San Francisco has banned Happy Meals, plastic grocery bags, cat declawing, cigarettes in drugstores, municipal bottled water buys, city deals with former slave traders, and more. Laugh all you want — your local government may well be following suit.
When you put San Francisco's laundry list of bans alongside New York City's fatwa against trans fats, Chicago's slavery disclosure ordinance (they beat us to it), or Seattle's mandatory composting laws (beat us again, damn it!), it becomes clear that a left-leaning pack of cities is fundamentally changing the role - and pushing the limits - of local government. It's a movement fueled by the perception that state and federal government are unable or unwilling to tackle big problems like pollution or rampant obesity.

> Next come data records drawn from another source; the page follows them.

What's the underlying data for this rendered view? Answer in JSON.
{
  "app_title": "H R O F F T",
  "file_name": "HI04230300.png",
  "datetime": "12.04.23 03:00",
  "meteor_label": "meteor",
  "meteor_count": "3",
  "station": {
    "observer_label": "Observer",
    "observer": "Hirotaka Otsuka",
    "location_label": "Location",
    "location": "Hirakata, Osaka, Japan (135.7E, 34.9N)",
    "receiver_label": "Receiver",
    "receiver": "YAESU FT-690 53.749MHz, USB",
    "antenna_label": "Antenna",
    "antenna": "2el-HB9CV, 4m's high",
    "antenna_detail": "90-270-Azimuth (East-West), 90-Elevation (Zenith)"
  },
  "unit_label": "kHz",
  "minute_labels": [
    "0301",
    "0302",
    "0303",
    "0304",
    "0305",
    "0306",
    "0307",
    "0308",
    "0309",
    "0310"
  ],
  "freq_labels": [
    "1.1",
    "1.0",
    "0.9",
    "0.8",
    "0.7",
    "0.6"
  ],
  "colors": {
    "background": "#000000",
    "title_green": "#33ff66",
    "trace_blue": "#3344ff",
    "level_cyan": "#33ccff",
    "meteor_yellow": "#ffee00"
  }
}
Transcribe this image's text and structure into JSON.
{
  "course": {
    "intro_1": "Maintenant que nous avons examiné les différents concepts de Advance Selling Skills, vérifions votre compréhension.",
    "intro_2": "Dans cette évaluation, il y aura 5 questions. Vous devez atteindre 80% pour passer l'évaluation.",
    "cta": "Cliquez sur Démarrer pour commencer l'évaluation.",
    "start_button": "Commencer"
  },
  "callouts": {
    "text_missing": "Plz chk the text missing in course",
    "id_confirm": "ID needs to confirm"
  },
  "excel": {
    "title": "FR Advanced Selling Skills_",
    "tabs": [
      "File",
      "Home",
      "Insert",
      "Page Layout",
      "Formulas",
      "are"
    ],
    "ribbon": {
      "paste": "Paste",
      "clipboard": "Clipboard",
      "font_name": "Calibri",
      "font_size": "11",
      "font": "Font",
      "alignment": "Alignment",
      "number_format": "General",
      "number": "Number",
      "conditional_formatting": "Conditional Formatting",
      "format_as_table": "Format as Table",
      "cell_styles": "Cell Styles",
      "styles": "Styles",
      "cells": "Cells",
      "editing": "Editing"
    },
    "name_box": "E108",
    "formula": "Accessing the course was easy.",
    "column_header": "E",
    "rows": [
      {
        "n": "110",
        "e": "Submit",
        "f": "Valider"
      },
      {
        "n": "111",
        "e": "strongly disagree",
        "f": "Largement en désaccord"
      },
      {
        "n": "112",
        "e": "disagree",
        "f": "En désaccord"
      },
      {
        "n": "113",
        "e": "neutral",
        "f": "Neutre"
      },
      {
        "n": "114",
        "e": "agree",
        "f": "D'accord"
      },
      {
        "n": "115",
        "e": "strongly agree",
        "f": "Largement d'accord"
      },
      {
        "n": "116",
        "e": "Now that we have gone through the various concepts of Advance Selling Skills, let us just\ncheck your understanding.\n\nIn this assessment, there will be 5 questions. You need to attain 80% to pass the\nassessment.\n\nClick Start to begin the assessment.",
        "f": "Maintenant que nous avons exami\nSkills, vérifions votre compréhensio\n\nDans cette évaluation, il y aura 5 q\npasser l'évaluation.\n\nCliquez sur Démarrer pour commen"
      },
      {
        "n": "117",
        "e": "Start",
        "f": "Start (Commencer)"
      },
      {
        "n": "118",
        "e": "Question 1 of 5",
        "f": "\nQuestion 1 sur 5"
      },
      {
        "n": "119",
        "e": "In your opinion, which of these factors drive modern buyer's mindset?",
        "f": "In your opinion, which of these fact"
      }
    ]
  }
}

Which, basically, yes: At a time when federal agencies have proven utterly incompetent at enforcing even existing laws on food safety, drug safety, financial oversight, consumer protection, online privacy and even at assisting cities and states in times of natural disaster, it's no wonder enlightened municipalities have felt it necessary to take matters into their own hands, sometimes for better and sometimes for worse. Sometimes they just want to move more quickly than the Feds; San Francisco's government-sponsored health care program predates the Obama Administration's by at least four years.